_WHAT TO DO_. Count the lines below containing "Pull"; state the number only.
*** Opening RECORD EXTRACTS ***
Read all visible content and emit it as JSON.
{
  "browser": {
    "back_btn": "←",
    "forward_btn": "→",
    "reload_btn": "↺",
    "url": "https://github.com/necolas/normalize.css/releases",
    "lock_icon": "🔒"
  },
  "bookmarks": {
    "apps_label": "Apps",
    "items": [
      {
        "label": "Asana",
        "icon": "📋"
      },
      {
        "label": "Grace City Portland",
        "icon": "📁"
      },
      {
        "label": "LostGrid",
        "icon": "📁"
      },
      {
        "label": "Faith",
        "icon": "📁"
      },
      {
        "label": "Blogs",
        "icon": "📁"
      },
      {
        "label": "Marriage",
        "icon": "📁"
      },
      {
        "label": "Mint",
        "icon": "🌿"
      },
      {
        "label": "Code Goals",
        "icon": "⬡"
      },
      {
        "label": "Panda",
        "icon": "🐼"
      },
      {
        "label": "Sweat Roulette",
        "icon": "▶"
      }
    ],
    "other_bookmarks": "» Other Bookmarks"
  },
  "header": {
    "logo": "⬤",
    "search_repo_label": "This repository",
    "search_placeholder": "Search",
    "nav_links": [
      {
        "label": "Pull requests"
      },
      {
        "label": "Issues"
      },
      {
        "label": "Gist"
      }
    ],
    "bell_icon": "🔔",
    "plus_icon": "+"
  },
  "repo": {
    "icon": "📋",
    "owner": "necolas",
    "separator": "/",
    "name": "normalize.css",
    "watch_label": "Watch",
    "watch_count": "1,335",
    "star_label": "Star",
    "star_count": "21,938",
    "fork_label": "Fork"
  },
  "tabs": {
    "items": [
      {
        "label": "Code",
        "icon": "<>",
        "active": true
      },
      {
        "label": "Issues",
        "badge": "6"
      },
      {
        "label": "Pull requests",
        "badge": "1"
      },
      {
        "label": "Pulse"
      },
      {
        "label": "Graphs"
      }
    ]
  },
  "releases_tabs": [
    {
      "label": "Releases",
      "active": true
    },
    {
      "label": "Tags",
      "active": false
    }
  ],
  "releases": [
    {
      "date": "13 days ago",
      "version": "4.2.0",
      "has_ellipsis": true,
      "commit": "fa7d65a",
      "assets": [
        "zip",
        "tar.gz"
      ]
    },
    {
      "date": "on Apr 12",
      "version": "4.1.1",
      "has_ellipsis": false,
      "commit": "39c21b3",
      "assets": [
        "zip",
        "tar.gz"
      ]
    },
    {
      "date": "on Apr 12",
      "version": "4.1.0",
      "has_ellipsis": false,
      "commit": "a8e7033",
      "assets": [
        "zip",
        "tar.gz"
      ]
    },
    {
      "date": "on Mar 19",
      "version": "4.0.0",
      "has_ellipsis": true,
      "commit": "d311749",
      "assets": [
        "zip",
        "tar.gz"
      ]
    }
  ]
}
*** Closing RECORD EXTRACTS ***
_EXPECTED ANSWER_. 2